Startup Success Often Boils Down to 2 Things

Dave McClure angel investor and Founding Partner 500 Startups 

“The ability to get real-time data and feedback is unique to the Internet. [] you can take advantage of that and build better products by collecting real-time usage metrics and by making decisions based on measured user data.

[] What’s really hard is simplifying your product and building a great user experience.

It’s important to start by building a culture of feedback and measured analytics into your process and your organization. [] start-up success often boils down to your ability to do two things: make money and make users happy.  If you can figure out how to do both of those things at scale, then you probably have an interesting business []. Luckily, you can tell if users are happy or not by measuring their behavior.”   Dave McClure, Obsess over Metrics, pg 183-184  Do More Faster  by David Cohen & Brad Feld 
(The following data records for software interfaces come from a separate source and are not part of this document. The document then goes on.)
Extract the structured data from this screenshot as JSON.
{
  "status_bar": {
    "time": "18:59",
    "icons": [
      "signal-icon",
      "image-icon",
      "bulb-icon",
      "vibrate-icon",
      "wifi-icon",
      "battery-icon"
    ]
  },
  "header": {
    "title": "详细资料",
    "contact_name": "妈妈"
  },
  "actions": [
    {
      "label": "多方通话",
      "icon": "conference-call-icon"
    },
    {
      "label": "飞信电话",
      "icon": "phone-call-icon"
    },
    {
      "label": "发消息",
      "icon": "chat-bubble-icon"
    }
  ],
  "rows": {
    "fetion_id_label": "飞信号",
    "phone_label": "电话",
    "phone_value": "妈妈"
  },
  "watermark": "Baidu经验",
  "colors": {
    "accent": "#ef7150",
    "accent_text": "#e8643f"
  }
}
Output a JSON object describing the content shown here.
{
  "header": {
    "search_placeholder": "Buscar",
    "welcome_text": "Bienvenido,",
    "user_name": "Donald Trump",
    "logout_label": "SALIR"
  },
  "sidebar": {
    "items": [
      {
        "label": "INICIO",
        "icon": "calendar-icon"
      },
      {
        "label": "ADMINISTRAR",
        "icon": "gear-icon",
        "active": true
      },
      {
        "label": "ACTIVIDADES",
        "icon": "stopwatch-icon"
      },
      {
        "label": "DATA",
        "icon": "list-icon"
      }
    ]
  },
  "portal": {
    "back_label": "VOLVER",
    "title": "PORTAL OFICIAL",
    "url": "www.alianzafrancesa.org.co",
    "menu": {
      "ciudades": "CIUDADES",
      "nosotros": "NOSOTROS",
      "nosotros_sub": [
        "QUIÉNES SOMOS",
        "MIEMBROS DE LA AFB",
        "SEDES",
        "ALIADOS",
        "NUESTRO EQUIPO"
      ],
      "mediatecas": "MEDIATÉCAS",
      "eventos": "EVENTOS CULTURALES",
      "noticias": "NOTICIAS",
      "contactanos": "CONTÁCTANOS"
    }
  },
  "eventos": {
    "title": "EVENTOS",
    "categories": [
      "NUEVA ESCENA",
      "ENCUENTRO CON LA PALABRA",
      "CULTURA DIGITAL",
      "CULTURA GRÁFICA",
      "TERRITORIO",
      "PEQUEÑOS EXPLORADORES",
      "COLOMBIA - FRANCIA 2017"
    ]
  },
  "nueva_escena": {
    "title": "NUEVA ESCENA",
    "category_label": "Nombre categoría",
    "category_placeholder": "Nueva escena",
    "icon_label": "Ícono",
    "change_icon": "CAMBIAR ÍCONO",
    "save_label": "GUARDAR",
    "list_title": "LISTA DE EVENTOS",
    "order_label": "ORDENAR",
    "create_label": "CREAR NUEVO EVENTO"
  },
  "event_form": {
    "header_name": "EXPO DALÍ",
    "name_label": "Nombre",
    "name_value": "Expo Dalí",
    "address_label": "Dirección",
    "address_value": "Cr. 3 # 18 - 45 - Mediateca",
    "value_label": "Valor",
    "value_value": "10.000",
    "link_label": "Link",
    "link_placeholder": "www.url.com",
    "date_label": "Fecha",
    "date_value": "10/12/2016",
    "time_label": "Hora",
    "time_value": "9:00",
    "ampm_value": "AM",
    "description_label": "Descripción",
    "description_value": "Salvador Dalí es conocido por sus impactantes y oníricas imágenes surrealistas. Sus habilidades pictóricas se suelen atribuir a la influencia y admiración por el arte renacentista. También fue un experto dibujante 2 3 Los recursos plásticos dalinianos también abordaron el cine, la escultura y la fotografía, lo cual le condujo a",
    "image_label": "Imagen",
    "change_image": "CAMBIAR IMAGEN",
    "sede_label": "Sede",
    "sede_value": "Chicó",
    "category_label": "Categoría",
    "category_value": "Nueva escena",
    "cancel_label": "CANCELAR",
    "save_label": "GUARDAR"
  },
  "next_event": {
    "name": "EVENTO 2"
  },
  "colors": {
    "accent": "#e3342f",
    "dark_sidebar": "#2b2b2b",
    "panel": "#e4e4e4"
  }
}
Focus on Learning over Profitability

Reid Hoffman angel investor, Co-Founder & Executive Chairman LinkedIn and Partner Greylock & Ben Casnocha entrepreneur

Start-ups believe that “[] technology companies focus on learning over profitability in the early years to maximize revenue in the later years.”  Reid Hoffman & Ben Casnocha, The Start-up of You (book) pg 60   

Balance Entrepreneur's Strengths

Bill Gross Founder and CEO business incubator Idealab

“Design a structure around [the entrepreneur’s] strengths, and balance that by hiring complementary skills.”  Gross enjoys working on many different projects, considering himself unfocused--“[] yet for a company to succeed, it needs focus. At Idealab [they] brought people in with skills [Gross] lack[ed]. [They] devised a structure for companies to succeed by staying laser-like focused on their mission, but allowed [Gross] to be involved in multiple companies.”   Bill Gross: Here Are The 12 Lessons I've Learned In My 30 Years Of Being An Entrepreneur, Bill Gross, Chime  Dec. 15, 2011;  http://www.businessinsider.com/bill-gross-lessons-2011-12#lesson-5-recognize-your-strengths-23#ixzz1j68rtWix

Focus is Always Better

Bill Gross Founder and CEO business incubator Idealab

“Focus is always better. We were so worried we were going to pick the wrong focus . . .  it turns out that focus is so important, even if you pick the wrong focus you're doing better!  Doing fewer things extraordinarily well connects with the customer. This is a crucial lesson I took to later companies I started.”  Bill Gross,    BILL GROSS: Here Are The 12 Lessons I've Learned In My 30 Years Of Being An Entrepreneur, Dec. 15, 2011;   http://www.businessinsider.com/bill-gross-lessons-2011-12#lesson-4-focus-focus-focus-18#ixzz1j67v0bkj;

http://www.businessinsider.com/bill-gross-lessons-2011-12#ixzz1j5th1O5b